PROMPT.
Retype all of the data word for word, without pictures.

SUPPLIED DATA.
────────────────

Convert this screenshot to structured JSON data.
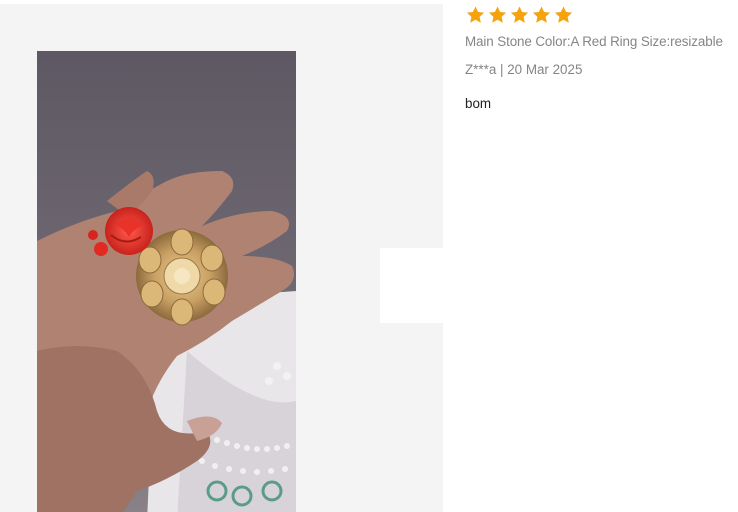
{
  "review": {
    "rating": 5,
    "rating_max": 5,
    "star_color": "#f5a20b",
    "sku_text": "Main Stone Color:A Red Ring Size:resizable",
    "author": "Z***a",
    "separator": "|",
    "date": "20 Mar 2025",
    "comment": "bom"
  },
  "gallery": {
    "photo_subject": "hand-wearing-red-rose-gold-flower-ring"
  }
}
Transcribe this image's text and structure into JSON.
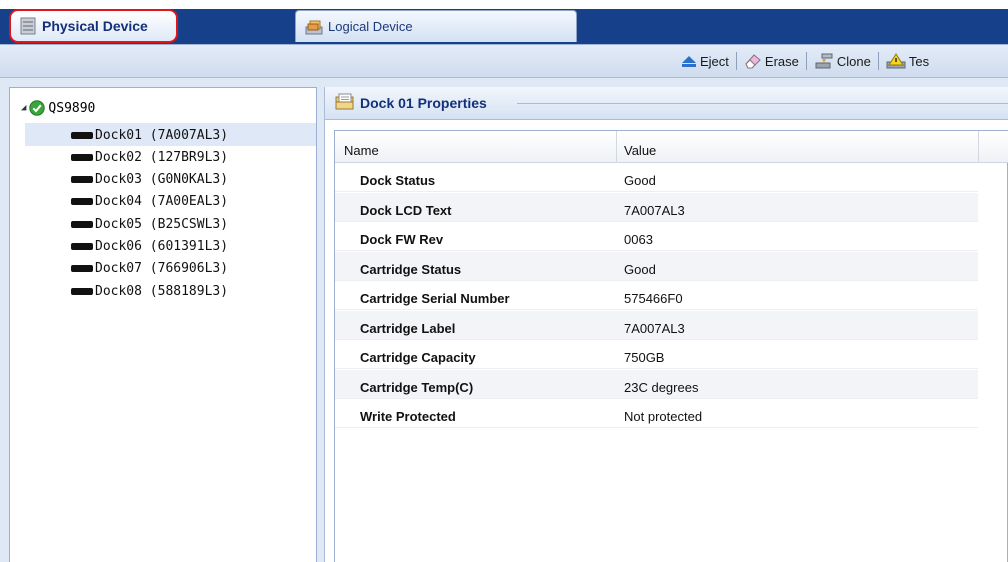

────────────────

YOUR RESPONSE.
Convert this screenshot to structured JSON data.
{
  "review": {
    "rating": 5,
    "rating_max": 5,
    "star_color": "#f5a20b",
    "sku_text": "Main Stone Color:A Red Ring Size:resizable",
    "author": "Z***a",
    "separator": "|",
    "date": "20 Mar 2025",
    "comment": "bom"
  },
  "gallery": {
    "photo_subject": "hand-wearing-red-rose-gold-flower-ring"
  }
}
Transcribe this image's text and structure into JSON.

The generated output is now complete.